The improved picture comes from a variety of market drivers rather than any single major deployment. Positive drivers include non-FTTH applications such as MBH (mobile backhaul) and business services, Google Fiber and competitor responses, FTTH deployments by electric utilities, an increase in FTTH versus FTTB, continued deployments in Eastern Europe, and upgrades of older ONT devices.
We take a brief look at these positive factors as we prepare for Ovum’s presentation at Optinet in Beijing on May 22.
FTTH consumes more optics than FTTB

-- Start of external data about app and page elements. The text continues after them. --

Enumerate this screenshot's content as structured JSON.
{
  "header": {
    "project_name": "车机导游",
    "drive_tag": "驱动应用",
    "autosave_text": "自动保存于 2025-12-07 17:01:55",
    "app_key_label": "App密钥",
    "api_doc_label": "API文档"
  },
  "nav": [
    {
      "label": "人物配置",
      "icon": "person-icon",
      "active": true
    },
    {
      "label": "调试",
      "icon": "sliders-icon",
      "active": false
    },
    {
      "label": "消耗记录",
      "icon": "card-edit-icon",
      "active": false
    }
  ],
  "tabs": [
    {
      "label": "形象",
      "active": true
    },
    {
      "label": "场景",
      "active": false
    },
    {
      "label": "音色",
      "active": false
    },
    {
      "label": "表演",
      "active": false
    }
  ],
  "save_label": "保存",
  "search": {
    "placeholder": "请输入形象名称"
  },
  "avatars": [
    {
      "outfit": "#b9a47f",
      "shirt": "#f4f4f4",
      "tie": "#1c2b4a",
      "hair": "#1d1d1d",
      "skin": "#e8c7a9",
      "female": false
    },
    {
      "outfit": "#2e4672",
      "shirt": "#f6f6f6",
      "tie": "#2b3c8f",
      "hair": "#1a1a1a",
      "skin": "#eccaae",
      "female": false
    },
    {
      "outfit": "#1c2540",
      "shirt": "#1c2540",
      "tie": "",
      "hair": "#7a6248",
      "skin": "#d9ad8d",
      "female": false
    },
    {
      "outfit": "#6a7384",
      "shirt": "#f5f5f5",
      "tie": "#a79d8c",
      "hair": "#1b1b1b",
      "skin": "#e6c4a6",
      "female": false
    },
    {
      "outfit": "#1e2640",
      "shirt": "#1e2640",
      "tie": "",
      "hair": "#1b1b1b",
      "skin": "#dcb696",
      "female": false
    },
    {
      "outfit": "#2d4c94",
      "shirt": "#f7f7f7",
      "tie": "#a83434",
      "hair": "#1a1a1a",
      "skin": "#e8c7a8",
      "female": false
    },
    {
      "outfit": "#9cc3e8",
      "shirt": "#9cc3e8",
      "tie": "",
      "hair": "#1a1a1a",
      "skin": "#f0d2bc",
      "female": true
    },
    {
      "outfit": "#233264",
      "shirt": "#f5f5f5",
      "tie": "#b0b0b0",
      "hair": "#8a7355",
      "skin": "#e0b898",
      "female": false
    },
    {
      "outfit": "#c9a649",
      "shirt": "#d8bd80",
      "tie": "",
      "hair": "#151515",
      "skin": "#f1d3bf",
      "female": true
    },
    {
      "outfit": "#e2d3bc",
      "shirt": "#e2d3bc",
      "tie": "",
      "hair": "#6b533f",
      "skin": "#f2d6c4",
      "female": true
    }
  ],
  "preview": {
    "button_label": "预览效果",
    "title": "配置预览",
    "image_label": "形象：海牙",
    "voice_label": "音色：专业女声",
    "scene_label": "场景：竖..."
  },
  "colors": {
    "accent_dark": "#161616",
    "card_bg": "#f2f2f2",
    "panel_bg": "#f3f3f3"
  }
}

FTTH deployments require one ONT per home versus an ONU per floor or building in FTTB deployments. There has been a significant shift towards FTTH deployments over the past several years due to more flexible fiber cabling and marketing of more bandwidth per customer. In addition, CSPs encountered FTTB-related operational and cost issues that have tipped the cost/benefit equation in favor of FTTH in some cases.
Google Fiber extends its plans, and competitors follow

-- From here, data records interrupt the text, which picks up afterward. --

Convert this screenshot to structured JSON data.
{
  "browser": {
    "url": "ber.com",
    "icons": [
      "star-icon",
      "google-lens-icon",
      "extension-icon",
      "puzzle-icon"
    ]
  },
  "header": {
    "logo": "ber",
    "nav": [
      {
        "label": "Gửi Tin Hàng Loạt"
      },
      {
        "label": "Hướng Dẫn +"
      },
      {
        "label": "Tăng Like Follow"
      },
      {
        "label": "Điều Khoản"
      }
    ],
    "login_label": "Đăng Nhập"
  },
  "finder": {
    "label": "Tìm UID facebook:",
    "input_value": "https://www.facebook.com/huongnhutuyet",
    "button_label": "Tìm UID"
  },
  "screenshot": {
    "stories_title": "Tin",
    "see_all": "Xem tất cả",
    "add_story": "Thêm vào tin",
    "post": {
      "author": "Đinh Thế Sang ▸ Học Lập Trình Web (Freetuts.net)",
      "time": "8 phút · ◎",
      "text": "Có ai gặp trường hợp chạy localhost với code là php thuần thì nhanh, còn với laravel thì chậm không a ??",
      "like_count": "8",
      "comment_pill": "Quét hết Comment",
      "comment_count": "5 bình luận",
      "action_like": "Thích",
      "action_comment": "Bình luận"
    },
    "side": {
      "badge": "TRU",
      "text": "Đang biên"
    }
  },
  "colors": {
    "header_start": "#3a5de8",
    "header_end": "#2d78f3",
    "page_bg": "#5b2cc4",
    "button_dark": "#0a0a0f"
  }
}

Earlier this year Google announced plans to extend Google Fiber to 34 new US cities in nine metro areas. Google Fiber is currently available in Kansas City, Missouri, and Provo, Utah, with Austin, Texas coming online shortly. Google Fiber offers 1G symmetrical bandwidth data and video services. Since the announcement, AT&T and cable operators have publicized plans regarding their respective new 1G FTTH services. Other operators also intend to increase bandwidth without raising fees.